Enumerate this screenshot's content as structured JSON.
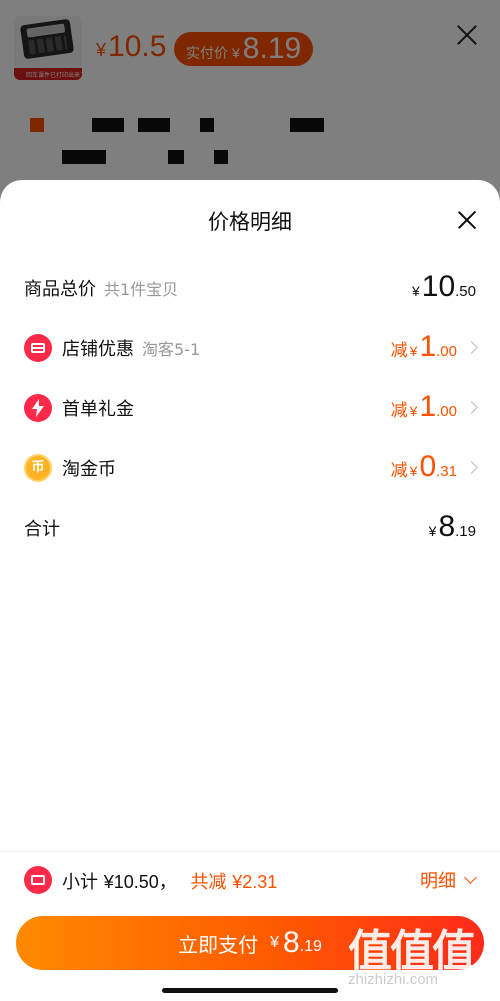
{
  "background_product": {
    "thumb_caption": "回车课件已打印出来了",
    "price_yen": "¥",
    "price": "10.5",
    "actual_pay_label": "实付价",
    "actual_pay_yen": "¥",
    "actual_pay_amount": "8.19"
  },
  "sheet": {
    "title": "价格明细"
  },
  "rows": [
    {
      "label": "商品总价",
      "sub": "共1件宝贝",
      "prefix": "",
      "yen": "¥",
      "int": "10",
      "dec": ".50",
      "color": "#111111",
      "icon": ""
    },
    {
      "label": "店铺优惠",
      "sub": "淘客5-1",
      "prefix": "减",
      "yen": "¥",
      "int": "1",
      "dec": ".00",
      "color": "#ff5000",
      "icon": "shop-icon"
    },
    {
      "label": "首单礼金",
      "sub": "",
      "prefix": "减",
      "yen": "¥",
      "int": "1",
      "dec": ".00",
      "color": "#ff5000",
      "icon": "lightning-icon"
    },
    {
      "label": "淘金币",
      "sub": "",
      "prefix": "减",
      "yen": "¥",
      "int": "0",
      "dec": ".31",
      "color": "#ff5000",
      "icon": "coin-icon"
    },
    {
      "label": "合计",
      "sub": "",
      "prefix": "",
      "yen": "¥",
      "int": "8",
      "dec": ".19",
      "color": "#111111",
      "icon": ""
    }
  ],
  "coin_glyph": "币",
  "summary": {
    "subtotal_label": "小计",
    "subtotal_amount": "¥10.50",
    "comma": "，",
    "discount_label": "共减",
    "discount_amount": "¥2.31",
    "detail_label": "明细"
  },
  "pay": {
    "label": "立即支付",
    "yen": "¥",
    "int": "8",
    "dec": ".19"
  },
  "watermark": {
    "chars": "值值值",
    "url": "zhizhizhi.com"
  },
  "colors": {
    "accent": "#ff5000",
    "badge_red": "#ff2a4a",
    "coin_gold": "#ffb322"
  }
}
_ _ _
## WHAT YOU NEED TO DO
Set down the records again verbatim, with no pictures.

## TASK SOLUTION
Enumerate this screenshot's content as structured JSON.
{
  "background_product": {
    "thumb_caption": "回车课件已打印出来了",
    "price_yen": "¥",
    "price": "10.5",
    "actual_pay_label": "实付价",
    "actual_pay_yen": "¥",
    "actual_pay_amount": "8.19"
  },
  "sheet": {
    "title": "价格明细"
  },
  "rows": [
    {
      "label": "商品总价",
      "sub": "共1件宝贝",
      "prefix": "",
      "yen": "¥",
      "int": "10",
      "dec": ".50",
      "color": "#111111",
      "icon": ""
    },
    {
      "label": "店铺优惠",
      "sub": "淘客5-1",
      "prefix": "减",
      "yen": "¥",
      "int": "1",
      "dec": ".00",
      "color": "#ff5000",
      "icon": "shop-icon"
    },
    {
      "label": "首单礼金",
      "sub": "",
      "prefix": "减",
      "yen": "¥",
      "int": "1",
      "dec": ".00",
      "color": "#ff5000",
      "icon": "lightning-icon"
    },
    {
      "label": "淘金币",
      "sub": "",
      "prefix": "减",
      "yen": "¥",
      "int": "0",
      "dec": ".31",
      "color": "#ff5000",
      "icon": "coin-icon"
    },
    {
      "label": "合计",
      "sub": "",
      "prefix": "",
      "yen": "¥",
      "int": "8",
      "dec": ".19",
      "color": "#111111",
      "icon": ""
    }
  ],
  "coin_glyph": "币",
  "summary": {
    "subtotal_label": "小计",
    "subtotal_amount": "¥10.50",
    "comma": "，",
    "discount_label": "共减",
    "discount_amount": "¥2.31",
    "detail_label": "明细"
  },
  "pay": {
    "label": "立即支付",
    "yen": "¥",
    "int": "8",
    "dec": ".19"
  },
  "watermark": {
    "chars": "值值值",
    "url": "zhizhizhi.com"
  },
  "colors": {
    "accent": "#ff5000",
    "badge_red": "#ff2a4a",
    "coin_gold": "#ffb322"
  }
}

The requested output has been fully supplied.